But there may be some weird things going on around you just the same.

As the sky darkens and the air cools, spiders may be seen tearing down their webs, birds may stop singing, cows may return to the barn, and squirrels to their nest. But that is folklore. It will be interesting to see if these tales hold true.

The solar eclipse begins at 11:53 a.m. when the moon will begin to touch the sun’s edge. Maximum eclipse, or when the moon is closest to the Sun, will occur at 1:18 p.m. The moon will leave the sun’s edge by 2:40 p.m. here in Racine.

It is predicted that our area will be under partly cloudy skies with temperatures reaching 80 degrees. This is an opportunity to create an event with family and friends, and enjoy a summer luncheon, picnic, or trip to one of our local event sites. You may want to just put on Bonnie Tyler’s Total Eclipse of the Heart and get in the groove! We hear she is performing live on the Royal Caribbean’s Eclipse Cruise.

Since looking directly at the sun can damage your eyes and even blind you, there are ways to make viewing boxes if you don’t have specifically designed eclipse glasses or other approved viewing apparatus. Proper eye protection is the only safe option. The ultra violet radiation can burn the retinas in the eyes in just a few seconds.
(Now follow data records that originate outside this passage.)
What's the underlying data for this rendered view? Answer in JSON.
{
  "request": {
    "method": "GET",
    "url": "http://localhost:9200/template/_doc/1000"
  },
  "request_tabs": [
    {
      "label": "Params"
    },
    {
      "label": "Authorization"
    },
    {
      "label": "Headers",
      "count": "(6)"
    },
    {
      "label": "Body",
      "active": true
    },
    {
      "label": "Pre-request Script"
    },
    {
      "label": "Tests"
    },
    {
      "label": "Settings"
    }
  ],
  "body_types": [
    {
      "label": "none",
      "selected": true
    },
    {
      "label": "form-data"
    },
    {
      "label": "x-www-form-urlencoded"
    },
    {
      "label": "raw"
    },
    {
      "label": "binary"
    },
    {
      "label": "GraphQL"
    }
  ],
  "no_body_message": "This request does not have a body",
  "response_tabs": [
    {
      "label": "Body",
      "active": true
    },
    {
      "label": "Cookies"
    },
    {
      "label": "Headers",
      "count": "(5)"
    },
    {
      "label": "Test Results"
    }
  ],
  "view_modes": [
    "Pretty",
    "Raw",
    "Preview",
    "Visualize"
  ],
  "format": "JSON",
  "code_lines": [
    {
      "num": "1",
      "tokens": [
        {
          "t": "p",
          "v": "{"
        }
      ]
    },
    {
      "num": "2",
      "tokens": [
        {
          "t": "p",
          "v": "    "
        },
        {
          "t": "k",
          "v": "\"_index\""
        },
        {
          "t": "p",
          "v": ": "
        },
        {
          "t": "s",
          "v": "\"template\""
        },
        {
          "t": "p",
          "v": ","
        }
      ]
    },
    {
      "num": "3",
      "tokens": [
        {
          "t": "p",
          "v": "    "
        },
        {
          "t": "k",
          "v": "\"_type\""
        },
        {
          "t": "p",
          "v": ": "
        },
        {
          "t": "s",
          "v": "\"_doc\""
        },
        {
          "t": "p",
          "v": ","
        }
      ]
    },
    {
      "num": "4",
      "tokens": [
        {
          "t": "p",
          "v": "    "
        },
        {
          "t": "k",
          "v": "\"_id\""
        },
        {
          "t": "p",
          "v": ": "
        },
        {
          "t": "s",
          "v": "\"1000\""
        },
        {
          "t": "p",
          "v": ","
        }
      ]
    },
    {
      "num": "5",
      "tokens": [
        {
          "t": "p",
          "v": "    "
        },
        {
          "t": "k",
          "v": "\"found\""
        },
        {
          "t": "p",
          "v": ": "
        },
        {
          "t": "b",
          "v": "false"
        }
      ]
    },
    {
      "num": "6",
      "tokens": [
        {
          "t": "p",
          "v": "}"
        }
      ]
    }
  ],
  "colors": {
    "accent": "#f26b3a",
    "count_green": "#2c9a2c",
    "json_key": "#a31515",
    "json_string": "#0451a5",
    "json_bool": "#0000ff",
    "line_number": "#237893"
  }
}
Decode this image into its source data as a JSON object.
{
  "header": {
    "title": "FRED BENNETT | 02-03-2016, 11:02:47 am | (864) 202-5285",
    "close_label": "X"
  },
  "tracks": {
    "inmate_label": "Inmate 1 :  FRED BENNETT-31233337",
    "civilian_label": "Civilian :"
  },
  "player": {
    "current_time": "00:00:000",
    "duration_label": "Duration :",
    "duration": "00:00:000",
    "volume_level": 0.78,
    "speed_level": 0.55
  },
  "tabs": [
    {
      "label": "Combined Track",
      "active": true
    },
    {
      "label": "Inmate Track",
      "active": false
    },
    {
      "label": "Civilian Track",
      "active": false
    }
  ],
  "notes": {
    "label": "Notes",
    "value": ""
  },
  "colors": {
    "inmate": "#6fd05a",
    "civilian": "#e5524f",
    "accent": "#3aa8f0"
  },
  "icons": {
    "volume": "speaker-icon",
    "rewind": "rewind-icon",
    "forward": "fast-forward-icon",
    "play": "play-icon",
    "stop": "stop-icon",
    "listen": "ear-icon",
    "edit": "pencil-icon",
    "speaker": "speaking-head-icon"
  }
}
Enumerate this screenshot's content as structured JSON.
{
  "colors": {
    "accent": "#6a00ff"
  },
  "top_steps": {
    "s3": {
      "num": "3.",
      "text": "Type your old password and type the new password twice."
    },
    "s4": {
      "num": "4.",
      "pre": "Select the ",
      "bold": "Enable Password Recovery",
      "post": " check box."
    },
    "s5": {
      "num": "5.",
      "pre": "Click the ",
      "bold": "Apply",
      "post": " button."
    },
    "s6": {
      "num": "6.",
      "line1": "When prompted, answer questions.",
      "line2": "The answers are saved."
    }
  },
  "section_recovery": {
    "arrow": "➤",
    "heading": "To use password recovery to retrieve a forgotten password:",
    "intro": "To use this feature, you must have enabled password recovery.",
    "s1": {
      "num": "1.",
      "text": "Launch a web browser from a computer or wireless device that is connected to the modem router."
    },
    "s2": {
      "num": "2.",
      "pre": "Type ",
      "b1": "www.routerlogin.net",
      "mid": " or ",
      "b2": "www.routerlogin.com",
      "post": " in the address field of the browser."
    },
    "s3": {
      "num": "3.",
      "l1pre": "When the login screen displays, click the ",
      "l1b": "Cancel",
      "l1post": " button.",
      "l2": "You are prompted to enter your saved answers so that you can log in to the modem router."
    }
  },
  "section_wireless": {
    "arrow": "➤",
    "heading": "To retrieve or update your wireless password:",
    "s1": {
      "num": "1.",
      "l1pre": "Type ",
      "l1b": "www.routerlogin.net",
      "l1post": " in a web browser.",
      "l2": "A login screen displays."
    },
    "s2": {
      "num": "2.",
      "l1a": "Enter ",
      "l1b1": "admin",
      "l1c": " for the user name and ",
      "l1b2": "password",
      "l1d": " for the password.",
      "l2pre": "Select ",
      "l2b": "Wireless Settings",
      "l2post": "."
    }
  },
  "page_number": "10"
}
According to NASA, the following materials should never be used to view a solar eclipse: sunglasses of any kind, color film, medical X-Ray Film, smoked glass, floppy disks. You can find information on how to make a viewer and other interesting information at Nasa.gov